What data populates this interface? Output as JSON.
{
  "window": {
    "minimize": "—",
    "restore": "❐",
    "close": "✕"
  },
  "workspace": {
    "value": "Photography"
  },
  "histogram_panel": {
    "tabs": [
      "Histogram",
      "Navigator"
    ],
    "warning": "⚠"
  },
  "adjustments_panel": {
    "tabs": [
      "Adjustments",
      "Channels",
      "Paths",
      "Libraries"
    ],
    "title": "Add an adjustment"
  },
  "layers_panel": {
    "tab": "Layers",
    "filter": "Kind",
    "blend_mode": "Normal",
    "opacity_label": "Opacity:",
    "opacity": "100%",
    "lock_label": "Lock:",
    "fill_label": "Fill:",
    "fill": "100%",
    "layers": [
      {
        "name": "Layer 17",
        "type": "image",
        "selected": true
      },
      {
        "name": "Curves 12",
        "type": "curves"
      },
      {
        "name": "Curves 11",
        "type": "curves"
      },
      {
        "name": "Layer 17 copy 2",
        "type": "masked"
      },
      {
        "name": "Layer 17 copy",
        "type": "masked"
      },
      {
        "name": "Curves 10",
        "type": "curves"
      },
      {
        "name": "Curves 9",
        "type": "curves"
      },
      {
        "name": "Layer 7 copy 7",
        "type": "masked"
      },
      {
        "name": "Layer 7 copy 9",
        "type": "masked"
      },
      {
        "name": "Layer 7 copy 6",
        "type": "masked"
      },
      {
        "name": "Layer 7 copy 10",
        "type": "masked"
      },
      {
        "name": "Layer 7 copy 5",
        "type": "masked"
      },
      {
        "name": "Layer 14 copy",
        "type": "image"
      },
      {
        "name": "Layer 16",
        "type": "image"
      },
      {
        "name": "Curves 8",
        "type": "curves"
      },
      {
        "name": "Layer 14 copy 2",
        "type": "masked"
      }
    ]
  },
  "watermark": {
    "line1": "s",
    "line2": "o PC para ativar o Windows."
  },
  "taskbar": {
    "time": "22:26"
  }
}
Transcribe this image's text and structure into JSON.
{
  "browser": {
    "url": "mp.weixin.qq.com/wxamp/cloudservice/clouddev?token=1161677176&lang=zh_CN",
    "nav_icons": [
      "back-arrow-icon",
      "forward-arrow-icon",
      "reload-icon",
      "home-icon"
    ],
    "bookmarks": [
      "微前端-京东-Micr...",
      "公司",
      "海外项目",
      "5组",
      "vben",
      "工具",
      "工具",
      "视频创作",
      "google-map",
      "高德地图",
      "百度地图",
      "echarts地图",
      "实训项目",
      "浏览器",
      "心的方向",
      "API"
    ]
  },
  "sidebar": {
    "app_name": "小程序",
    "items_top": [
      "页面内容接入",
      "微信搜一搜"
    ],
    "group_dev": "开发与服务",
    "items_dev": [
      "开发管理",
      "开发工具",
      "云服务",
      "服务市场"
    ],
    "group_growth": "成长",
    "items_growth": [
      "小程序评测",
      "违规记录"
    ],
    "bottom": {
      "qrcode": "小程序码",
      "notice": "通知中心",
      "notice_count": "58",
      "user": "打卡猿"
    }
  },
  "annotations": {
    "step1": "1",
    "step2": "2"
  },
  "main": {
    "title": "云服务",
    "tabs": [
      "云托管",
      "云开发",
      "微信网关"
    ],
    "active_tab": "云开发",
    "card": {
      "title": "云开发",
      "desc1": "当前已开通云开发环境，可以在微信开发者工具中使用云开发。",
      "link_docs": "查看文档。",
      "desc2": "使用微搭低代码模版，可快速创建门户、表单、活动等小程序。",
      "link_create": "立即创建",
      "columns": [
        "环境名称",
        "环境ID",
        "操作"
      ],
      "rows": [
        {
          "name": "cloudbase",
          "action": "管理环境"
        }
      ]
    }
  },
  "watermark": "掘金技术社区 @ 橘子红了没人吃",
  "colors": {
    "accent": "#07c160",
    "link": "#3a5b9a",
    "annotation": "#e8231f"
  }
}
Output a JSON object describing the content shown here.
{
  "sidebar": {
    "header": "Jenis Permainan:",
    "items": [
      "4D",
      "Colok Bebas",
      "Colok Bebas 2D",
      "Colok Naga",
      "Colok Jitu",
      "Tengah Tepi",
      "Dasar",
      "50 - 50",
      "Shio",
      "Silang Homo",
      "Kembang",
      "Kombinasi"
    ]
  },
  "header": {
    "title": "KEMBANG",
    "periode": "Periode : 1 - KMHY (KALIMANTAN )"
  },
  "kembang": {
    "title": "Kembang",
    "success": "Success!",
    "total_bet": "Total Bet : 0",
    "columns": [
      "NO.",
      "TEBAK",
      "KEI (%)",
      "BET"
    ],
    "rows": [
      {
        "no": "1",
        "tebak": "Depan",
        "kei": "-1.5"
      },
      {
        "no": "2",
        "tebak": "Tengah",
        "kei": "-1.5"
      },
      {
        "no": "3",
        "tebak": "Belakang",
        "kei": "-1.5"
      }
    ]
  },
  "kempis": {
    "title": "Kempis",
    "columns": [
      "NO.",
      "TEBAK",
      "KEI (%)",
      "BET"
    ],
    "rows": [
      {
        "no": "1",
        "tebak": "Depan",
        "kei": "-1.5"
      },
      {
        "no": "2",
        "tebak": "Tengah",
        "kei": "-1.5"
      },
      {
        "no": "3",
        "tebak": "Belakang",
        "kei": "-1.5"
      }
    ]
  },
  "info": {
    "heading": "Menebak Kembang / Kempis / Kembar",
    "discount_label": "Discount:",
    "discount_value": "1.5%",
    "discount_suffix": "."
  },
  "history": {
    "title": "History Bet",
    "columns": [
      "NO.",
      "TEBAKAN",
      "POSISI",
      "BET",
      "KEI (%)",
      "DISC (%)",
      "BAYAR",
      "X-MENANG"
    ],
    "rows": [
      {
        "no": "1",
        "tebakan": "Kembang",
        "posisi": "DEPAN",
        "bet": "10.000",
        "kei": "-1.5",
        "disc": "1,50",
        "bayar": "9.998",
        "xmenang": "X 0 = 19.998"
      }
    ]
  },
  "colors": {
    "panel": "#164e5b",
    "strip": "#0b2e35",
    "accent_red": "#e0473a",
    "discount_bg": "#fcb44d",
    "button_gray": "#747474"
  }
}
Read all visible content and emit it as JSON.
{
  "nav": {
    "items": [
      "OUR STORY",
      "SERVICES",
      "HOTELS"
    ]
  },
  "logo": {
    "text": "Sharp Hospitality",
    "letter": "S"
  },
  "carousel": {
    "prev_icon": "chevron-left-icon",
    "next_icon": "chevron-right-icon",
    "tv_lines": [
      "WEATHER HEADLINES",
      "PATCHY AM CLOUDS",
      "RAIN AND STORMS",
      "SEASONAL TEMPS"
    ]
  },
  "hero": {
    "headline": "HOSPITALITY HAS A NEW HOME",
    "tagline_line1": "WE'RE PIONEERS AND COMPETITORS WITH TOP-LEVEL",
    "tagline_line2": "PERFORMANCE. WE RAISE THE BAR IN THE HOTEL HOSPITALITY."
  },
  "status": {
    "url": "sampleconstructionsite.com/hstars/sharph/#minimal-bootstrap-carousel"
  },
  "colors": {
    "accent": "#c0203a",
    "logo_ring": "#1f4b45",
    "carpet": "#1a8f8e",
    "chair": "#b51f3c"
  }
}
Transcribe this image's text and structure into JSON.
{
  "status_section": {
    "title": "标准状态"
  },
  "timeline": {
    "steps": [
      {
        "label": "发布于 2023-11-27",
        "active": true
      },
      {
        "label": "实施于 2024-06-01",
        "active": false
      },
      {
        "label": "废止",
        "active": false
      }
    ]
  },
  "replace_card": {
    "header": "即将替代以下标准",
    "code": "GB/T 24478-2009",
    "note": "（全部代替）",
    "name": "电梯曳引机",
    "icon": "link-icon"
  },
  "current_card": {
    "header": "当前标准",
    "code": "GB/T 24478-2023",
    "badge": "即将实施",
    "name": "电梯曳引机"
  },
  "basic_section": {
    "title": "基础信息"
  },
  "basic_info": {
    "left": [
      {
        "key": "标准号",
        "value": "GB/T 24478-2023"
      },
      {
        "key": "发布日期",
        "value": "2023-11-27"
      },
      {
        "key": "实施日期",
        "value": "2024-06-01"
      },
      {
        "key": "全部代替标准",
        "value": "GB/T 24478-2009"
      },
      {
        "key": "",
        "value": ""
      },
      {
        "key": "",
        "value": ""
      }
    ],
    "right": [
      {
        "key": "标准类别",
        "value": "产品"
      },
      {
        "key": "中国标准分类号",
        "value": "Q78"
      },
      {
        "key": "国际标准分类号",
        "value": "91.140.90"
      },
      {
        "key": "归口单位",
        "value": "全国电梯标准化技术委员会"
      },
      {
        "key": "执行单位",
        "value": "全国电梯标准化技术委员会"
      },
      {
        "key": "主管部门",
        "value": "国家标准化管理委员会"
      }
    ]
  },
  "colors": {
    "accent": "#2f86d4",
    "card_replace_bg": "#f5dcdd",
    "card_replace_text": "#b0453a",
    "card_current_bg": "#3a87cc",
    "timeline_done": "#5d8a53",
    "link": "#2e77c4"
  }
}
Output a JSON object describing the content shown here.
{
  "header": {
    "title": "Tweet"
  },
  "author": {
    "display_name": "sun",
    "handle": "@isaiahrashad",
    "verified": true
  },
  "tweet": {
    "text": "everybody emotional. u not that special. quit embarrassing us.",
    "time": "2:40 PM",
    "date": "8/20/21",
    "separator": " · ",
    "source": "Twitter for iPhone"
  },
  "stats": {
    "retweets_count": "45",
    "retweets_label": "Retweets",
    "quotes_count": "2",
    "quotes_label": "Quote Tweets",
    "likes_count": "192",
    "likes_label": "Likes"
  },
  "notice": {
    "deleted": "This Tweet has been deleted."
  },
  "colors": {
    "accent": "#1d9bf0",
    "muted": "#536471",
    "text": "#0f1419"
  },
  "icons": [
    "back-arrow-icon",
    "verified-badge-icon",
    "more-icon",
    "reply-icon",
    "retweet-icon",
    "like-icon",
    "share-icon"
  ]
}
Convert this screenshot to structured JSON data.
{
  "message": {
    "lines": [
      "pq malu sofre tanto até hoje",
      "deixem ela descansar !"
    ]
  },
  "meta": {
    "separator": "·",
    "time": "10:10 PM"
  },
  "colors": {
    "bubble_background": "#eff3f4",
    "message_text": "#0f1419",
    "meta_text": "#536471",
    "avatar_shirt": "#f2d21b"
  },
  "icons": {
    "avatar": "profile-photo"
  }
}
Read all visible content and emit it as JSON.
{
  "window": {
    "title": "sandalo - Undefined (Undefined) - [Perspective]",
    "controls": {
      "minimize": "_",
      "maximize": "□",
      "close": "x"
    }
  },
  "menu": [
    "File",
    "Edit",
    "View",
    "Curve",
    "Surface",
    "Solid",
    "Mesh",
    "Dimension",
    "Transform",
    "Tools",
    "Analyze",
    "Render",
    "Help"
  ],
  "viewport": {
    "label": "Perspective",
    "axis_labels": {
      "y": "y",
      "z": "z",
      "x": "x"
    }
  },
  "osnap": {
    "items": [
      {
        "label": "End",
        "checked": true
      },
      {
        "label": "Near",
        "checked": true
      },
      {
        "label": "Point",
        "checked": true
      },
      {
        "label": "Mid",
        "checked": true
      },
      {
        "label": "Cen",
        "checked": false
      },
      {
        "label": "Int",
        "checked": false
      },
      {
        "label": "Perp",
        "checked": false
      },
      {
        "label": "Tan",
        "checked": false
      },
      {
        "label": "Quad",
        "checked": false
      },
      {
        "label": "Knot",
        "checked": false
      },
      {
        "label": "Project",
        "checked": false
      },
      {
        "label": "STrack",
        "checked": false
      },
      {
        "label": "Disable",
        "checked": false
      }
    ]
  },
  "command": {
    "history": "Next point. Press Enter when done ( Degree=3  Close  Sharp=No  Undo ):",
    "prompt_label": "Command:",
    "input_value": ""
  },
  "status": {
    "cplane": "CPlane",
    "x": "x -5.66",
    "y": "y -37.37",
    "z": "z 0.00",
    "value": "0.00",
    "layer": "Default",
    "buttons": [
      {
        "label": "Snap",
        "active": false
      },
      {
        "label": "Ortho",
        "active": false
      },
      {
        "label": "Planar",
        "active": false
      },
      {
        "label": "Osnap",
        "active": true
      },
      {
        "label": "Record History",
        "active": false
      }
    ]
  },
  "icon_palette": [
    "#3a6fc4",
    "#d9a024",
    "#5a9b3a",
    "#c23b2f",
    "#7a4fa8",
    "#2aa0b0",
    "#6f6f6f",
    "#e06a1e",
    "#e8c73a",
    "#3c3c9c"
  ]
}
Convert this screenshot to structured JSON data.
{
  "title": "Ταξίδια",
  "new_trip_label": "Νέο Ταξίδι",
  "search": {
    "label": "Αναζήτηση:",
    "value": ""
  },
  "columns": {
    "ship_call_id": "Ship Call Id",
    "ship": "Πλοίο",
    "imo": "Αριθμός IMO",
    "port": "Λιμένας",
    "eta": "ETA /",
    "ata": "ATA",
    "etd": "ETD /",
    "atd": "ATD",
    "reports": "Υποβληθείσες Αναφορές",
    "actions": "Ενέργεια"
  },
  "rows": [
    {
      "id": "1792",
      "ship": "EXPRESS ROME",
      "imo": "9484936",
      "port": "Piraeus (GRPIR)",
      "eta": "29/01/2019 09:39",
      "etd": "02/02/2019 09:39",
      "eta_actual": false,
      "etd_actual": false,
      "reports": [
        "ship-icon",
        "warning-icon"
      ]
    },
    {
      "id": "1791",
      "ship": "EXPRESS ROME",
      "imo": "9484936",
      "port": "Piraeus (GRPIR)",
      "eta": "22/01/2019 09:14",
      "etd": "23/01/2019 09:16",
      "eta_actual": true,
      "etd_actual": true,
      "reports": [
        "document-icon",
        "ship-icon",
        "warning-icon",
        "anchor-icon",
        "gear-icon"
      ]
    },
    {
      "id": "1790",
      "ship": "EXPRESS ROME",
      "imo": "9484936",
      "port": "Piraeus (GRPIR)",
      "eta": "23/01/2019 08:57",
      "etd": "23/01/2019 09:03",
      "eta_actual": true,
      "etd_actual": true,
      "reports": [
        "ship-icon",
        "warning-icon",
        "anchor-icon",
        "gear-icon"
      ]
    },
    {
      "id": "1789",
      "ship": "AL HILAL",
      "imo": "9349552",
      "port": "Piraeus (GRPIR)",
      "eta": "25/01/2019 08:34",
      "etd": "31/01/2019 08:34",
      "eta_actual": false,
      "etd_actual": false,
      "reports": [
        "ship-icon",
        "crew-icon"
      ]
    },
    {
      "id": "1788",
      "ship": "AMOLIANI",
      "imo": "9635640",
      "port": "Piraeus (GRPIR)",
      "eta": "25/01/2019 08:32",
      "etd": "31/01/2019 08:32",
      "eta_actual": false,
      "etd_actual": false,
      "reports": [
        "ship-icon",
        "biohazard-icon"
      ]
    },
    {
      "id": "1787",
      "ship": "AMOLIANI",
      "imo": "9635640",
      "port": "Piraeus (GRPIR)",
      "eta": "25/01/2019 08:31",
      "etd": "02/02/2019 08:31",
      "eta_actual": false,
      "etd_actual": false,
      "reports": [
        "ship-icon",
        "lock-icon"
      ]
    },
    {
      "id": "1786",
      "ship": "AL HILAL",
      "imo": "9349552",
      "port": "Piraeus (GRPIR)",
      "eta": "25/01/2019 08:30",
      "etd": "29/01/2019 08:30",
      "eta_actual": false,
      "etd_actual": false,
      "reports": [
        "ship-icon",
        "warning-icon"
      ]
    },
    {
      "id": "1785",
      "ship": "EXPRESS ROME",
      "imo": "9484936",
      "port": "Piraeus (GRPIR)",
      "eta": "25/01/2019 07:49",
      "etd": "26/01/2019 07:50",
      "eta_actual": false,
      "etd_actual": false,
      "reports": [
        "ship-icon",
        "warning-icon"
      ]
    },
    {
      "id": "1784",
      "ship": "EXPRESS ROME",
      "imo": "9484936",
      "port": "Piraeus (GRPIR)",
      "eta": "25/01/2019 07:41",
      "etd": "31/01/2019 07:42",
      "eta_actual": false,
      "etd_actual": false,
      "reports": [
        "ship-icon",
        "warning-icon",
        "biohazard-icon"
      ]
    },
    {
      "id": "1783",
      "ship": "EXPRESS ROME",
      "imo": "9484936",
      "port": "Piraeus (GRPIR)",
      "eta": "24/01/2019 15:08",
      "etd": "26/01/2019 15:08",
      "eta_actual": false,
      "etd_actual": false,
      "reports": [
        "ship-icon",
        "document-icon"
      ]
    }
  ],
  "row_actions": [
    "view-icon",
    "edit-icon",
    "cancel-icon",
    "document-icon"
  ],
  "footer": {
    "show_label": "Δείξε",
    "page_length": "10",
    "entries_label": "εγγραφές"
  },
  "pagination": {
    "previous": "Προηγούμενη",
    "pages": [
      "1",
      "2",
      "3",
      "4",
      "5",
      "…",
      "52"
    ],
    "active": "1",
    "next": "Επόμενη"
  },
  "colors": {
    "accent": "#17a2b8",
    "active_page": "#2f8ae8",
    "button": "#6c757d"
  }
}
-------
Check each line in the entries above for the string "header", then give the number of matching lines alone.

Exercise result> 5